It's a thankless job!  Young people are constantly bickering about who
would be good enough to consider and their standards go up with their
age.  If they meet someone who looks like less than a swimsuit contest
winner, they're rejected even if they have no other "b'deveds".

It sounds like you've been badly burned once.  It happens to the best of
us.  Get the chip off your shoulder and move on.  No one is out to get
you.  And trust me, there are many of us out there who'd be interested
in a single, working, guy.  Maybe there's something about you that your
not willing to come to terms with.

It's been my experience that the women out there over a certain age
(like 21 1/2) are a lot more flexible than the 45 year old guys who'd
like to marry women between 21-27 so they could have "large families".



From: Jeremy Burton
Date: Mon, 2 Dec 1996 12:37:39 -0500 (EST)
Subject: Shidduchim

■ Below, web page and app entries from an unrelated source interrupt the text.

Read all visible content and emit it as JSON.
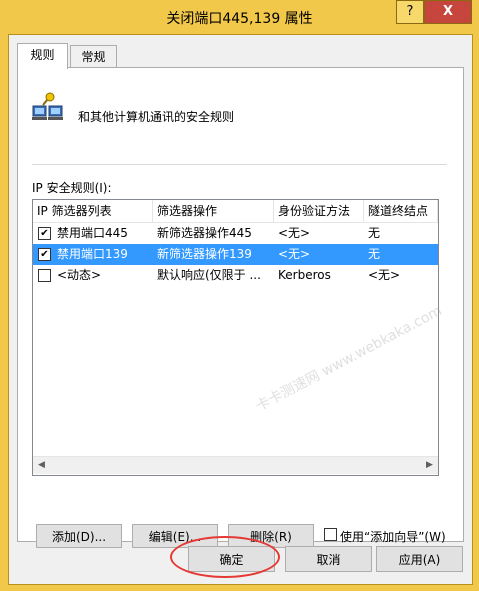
{
  "window": {
    "title": "关闭端口445,139 属性",
    "help_label": "?",
    "close_label": "X"
  },
  "tabs": [
    {
      "label": "规则"
    },
    {
      "label": "常规"
    }
  ],
  "description": "和其他计算机通讯的安全规则",
  "rules": {
    "label": "IP 安全规则(I):",
    "columns": [
      "IP 筛选器列表",
      "筛选器操作",
      "身份验证方法",
      "隧道终结点"
    ],
    "rows": [
      {
        "checked": true,
        "filter": "禁用端口445",
        "action": "新筛选器操作445",
        "auth": "<无>",
        "tunnel": "无"
      },
      {
        "checked": true,
        "filter": "禁用端口139",
        "action": "新筛选器操作139",
        "auth": "<无>",
        "tunnel": "无"
      },
      {
        "checked": false,
        "filter": "<动态>",
        "action": "默认响应(仅限于 ...",
        "auth": "Kerberos",
        "tunnel": "<无>"
      }
    ]
  },
  "buttons": {
    "add": "添加(D)...",
    "edit": "编辑(E)...",
    "remove": "删除(R)",
    "wizard": "使用“添加向导”(W)",
    "ok": "确定",
    "cancel": "取消",
    "apply": "应用(A)"
  },
  "watermark": "卡卡测速网 www.webkaka.com"
}
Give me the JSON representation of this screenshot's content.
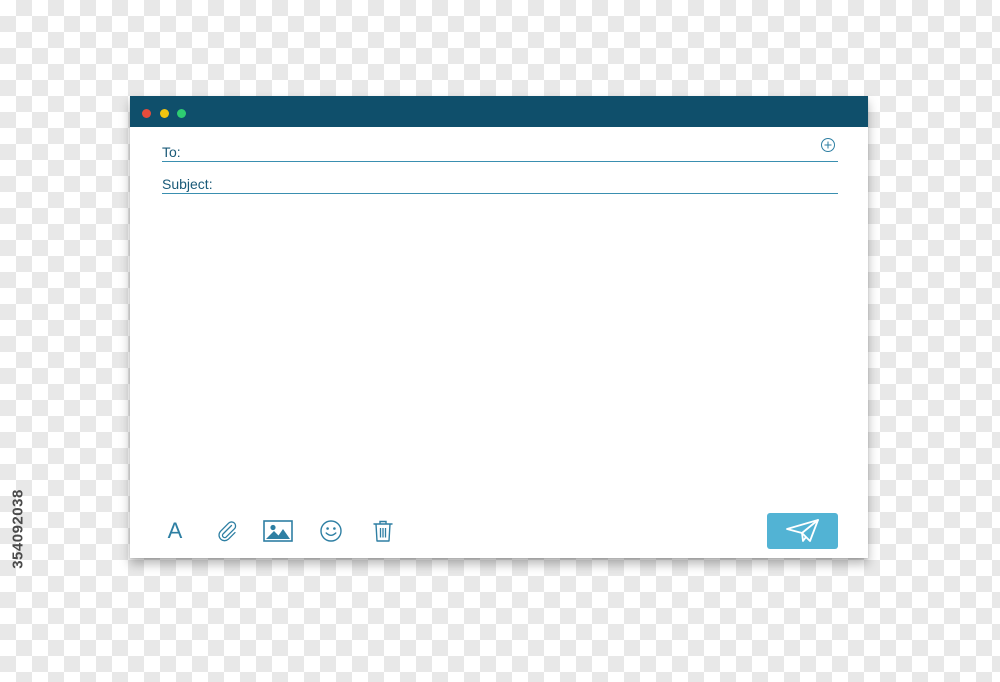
{
  "window": {
    "controls": {
      "close": "#e74c3c",
      "minimize": "#f1c40f",
      "maximize": "#2ecc71"
    },
    "titlebar_color": "#0f4f6b"
  },
  "compose": {
    "to_label": "To:",
    "to_value": "",
    "subject_label": "Subject:",
    "subject_value": "",
    "body_value": "",
    "add_recipient_icon": "plus-circle-icon"
  },
  "toolbar": {
    "format_glyph": "A",
    "icons": [
      "font-format-icon",
      "paperclip-icon",
      "image-icon",
      "emoji-icon",
      "trash-icon"
    ],
    "send_icon": "paper-plane-icon",
    "accent_color": "#2e7fa3",
    "send_color": "#52b3d4"
  },
  "stock_id": "354092038"
}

I would generally agree with the underlying theory of the ridiculous
approaches, standards and criteria of various people participating in and
facilitating the shidduch process.  From my differing point of view, i.e.
alternative standards about "salad out", wearing a black hat etc..than
those cite by anonymous;  I often get equally ridicilous offers.
Individuals will recommend a shidduch citing "she wears pants", "I'm not
sure she'll cover her hair" etc... I ask what they know about the women
and it usually turns out to be less than one would think necessary to
suggest compatability, other than that she's the neice of a colleague or
daughter of a cousin and they know she's less frum than the rest of the
family or she's interested in politics.

More often than not it turns out she is less frum than they would ever
want to know (or the definition of frum is under great dispute) or yes she
once expressed interest in politics at a family dinner (maybe when she was
talking about volunteering in the campaign of someone I find
reprehensible). Is she bright?  Not necessarily.  Is she interesting?  Not

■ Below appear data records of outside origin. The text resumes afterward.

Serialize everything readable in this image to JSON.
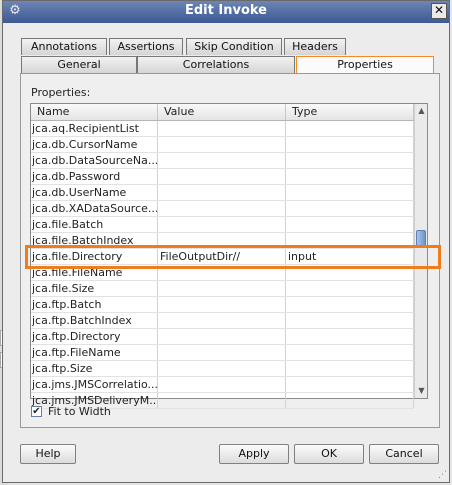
{
  "window": {
    "title": "Edit Invoke",
    "close_glyph": "✕"
  },
  "tabs": {
    "row1": [
      "Annotations",
      "Assertions",
      "Skip Condition",
      "Headers"
    ],
    "row2": [
      "General",
      "Correlations",
      "Properties"
    ]
  },
  "properties": {
    "label": "Properties:",
    "columns": [
      "Name",
      "Value",
      "Type"
    ],
    "rows": [
      {
        "name": "jca.aq.RecipientList",
        "value": "",
        "type": ""
      },
      {
        "name": "jca.db.CursorName",
        "value": "",
        "type": ""
      },
      {
        "name": "jca.db.DataSourceNa...",
        "value": "",
        "type": ""
      },
      {
        "name": "jca.db.Password",
        "value": "",
        "type": ""
      },
      {
        "name": "jca.db.UserName",
        "value": "",
        "type": ""
      },
      {
        "name": "jca.db.XADataSource...",
        "value": "",
        "type": ""
      },
      {
        "name": "jca.file.Batch",
        "value": "",
        "type": ""
      },
      {
        "name": "jca.file.BatchIndex",
        "value": "",
        "type": ""
      },
      {
        "name": "jca.file.Directory",
        "value": "FileOutputDir//",
        "type": "input"
      },
      {
        "name": "jca.file.FileName",
        "value": "",
        "type": ""
      },
      {
        "name": "jca.file.Size",
        "value": "",
        "type": ""
      },
      {
        "name": "jca.ftp.Batch",
        "value": "",
        "type": ""
      },
      {
        "name": "jca.ftp.BatchIndex",
        "value": "",
        "type": ""
      },
      {
        "name": "jca.ftp.Directory",
        "value": "",
        "type": ""
      },
      {
        "name": "jca.ftp.FileName",
        "value": "",
        "type": ""
      },
      {
        "name": "jca.ftp.Size",
        "value": "",
        "type": ""
      },
      {
        "name": "jca.jms.JMSCorrelatio...",
        "value": "",
        "type": ""
      },
      {
        "name": "jca.jms.JMSDeliveryM...",
        "value": "",
        "type": ""
      }
    ]
  },
  "fit_to_width": {
    "label": "Fit to Width",
    "checked": true,
    "check_glyph": "✔"
  },
  "buttons": {
    "help": "Help",
    "apply": "Apply",
    "ok": "OK",
    "cancel": "Cancel"
  },
  "icons": {
    "title_icon": "⚙",
    "scroll_up": "▲",
    "scroll_down": "▼",
    "resize_grip": "⋰"
  },
  "colors": {
    "highlight": "#f07c1e",
    "titlebar": "#4e6aa1",
    "active_tab_border": "#f08a2a"
  }
}
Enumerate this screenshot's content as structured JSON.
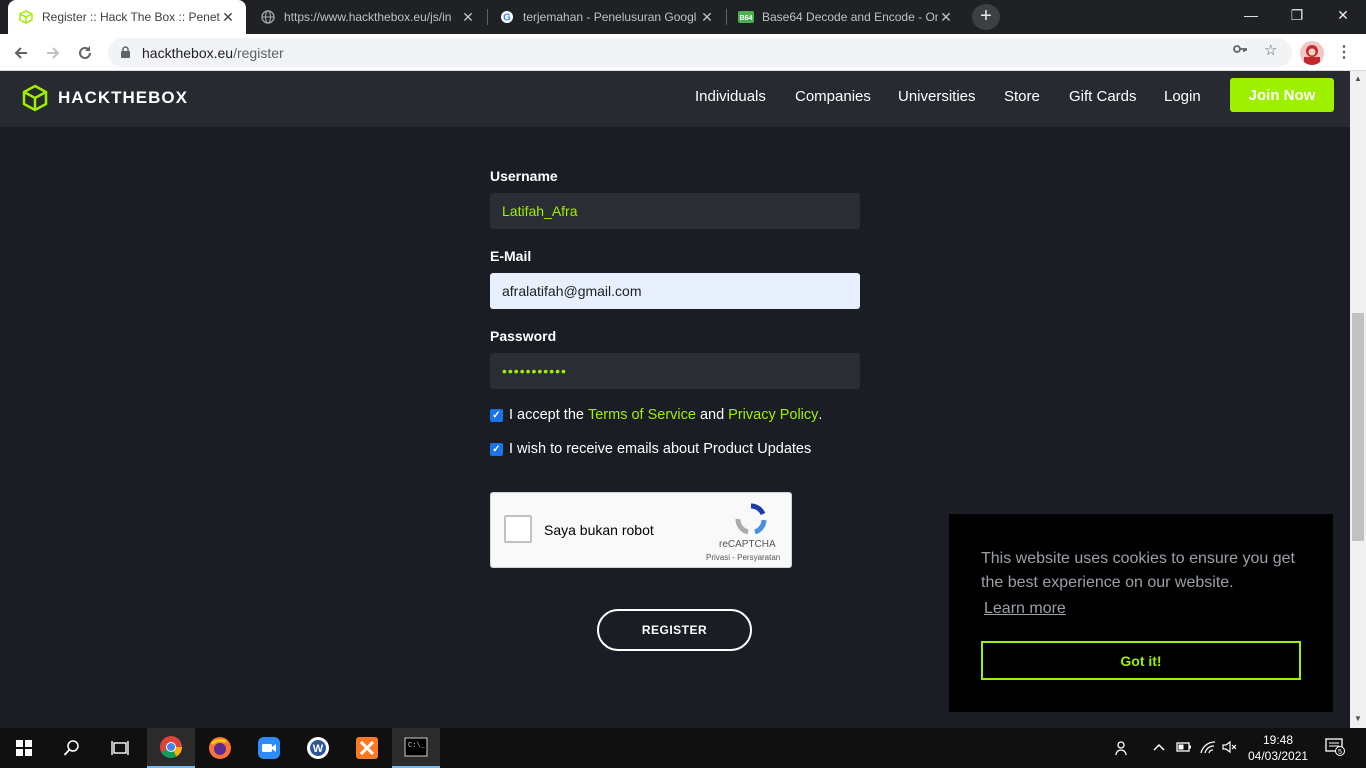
{
  "browser": {
    "tabs": [
      {
        "title": "Register :: Hack The Box :: Penetr",
        "favicon": "htb-cube-icon",
        "active": true
      },
      {
        "title": "https://www.hackthebox.eu/js/in",
        "favicon": "globe-icon",
        "active": false
      },
      {
        "title": "terjemahan - Penelusuran Googl",
        "favicon": "google-icon",
        "active": false
      },
      {
        "title": "Base64 Decode and Encode - On",
        "favicon": "b64-icon",
        "active": false
      }
    ],
    "newtab_label": "+",
    "url_host": "hackthebox.eu",
    "url_path": "/register"
  },
  "header": {
    "logo_text": "HACKTHEBOX",
    "nav": [
      "Individuals",
      "Companies",
      "Universities",
      "Store",
      "Gift Cards",
      "Login"
    ],
    "join_label": "Join Now"
  },
  "form": {
    "username_label": "Username",
    "username_value": "Latifah_Afra",
    "email_label": "E-Mail",
    "email_value": "afralatifah@gmail.com",
    "password_label": "Password",
    "password_value": "•••••••••••",
    "accept_prefix": "I accept the",
    "terms_link": "Terms of Service",
    "accept_and": "and",
    "privacy_link": "Privacy Policy",
    "accept_suffix": ".",
    "accept_checked": true,
    "emails_label": "I wish to receive emails about Product Updates",
    "emails_checked": true,
    "captcha_text": "Saya bukan robot",
    "captcha_brand": "reCAPTCHA",
    "captcha_terms": "Privasi - Persyaratan",
    "register_label": "REGISTER"
  },
  "cookie": {
    "message": "This website uses cookies to ensure you get the best experience on our website.",
    "learn_more": "Learn more",
    "accept": "Got it!"
  },
  "taskbar": {
    "time": "19:48",
    "date": "04/03/2021",
    "notification_count": "5"
  },
  "colors": {
    "accent": "#9fef00",
    "page_bg": "#1a1d23",
    "header_bg": "#272a30"
  }
}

While I could go on and on, I agree with the premise SHADCHANIM OPERATE
BASED UPON THE STUPIDEST THINGS.  It is a depressing system.  One can only
review the amazingly bad dates one has gone on to realize that these
people don't know you, what you want, what you are about.  How can someone
who hasn't spoken to you for 20 minutes in the last five years "know" that
this is the "right" person for you?

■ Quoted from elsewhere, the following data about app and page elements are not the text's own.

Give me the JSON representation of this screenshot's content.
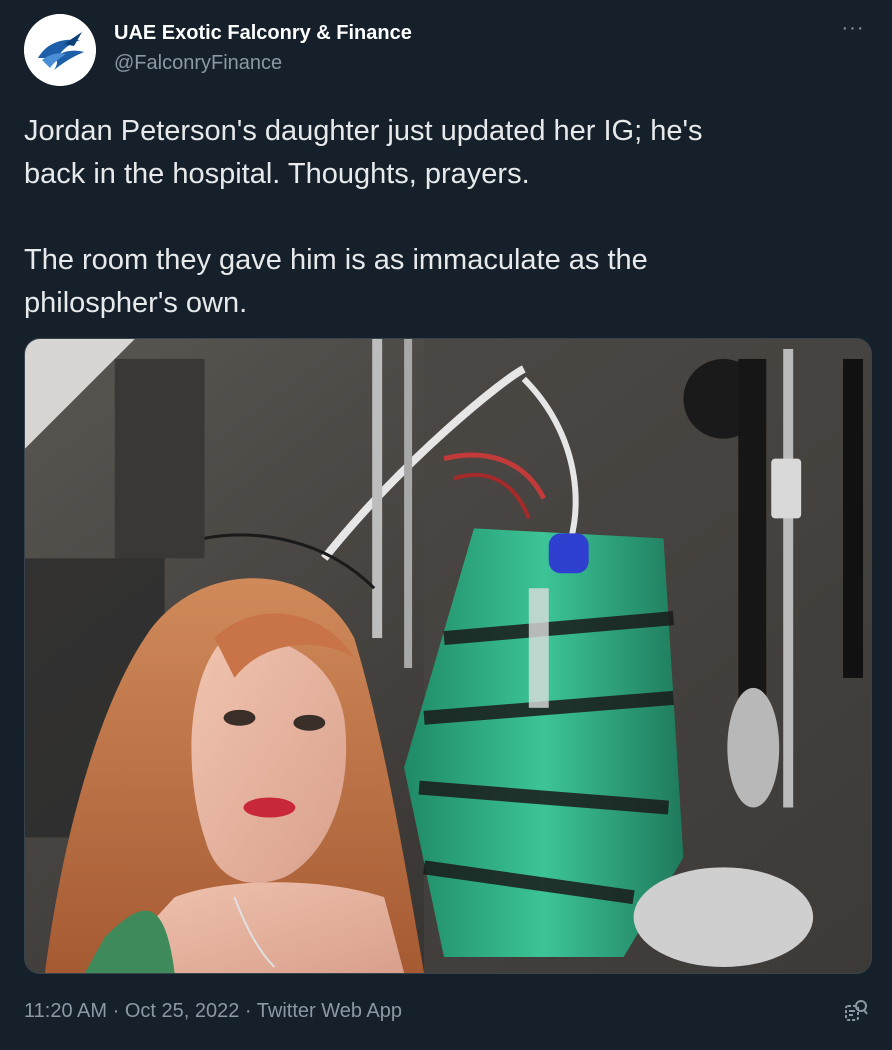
{
  "tweet": {
    "author_name": "UAE Exotic Falconry & Finance",
    "author_handle": "@FalconryFinance",
    "text": "Jordan Peterson's daughter just updated her IG; he's\nback in the hospital. Thoughts, prayers.\n\nThe room they gave him is as immaculate as the\nphilospher's own.",
    "time": "11:20 AM",
    "date": "Oct 25, 2022",
    "source": "Twitter Web App",
    "separator": " · ",
    "more_label": "···"
  },
  "icons": {
    "avatar": "falcon-logo",
    "more": "more-options-icon",
    "analytics": "tweet-analytics-icon"
  },
  "colors": {
    "background": "#15202b",
    "secondary_text": "#8b98a5",
    "primary_text": "#e7e9ea",
    "logo_blue": "#1d5fa8",
    "bag_green": "#2fa57c"
  }
}
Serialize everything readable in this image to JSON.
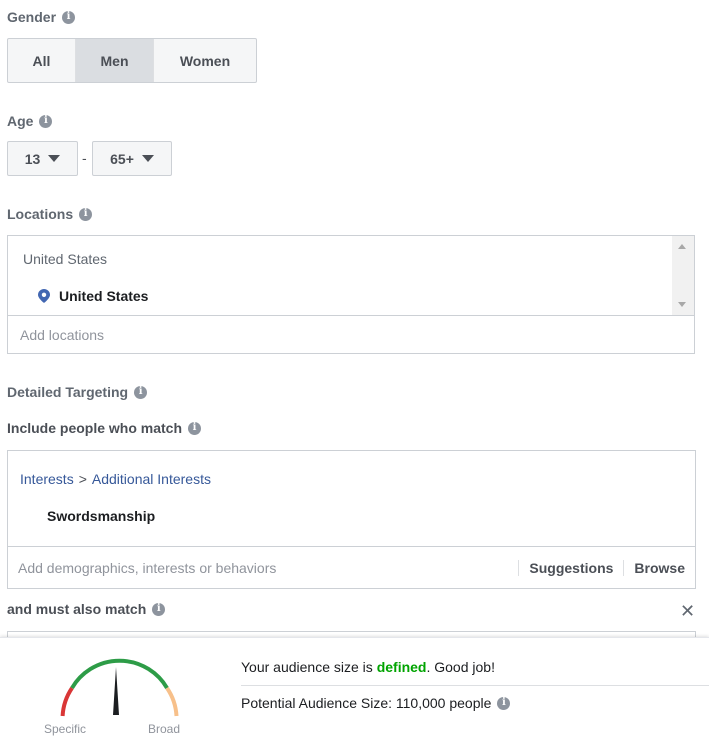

P.S.  I would be remiss if I didn't point out the authors evident bias (I
usually call it bigotry) in belaboring the emphasis on his personal yichus
(shtut rabbonim in Europe?) while obviously complaining about witheld
information re: geyrus.  Without knowing whether his incident was with a
discovering this status.  To do so is participate in the lowest form of
bigotry and highest form of yichus arrogance around.  As a FFB ben
geyoret, I have been a victim of this particular beut, even having a date
cut off a perfectly nice evening upon discovering this fact.  To lock out
people based upon their parent's (or their own) choice to embrace Judaism
is reprehensible (that does not however make it wrong to discreetly
confirm the kashrus of the conversion procedure itself however).


End of Volume 25 Issue 42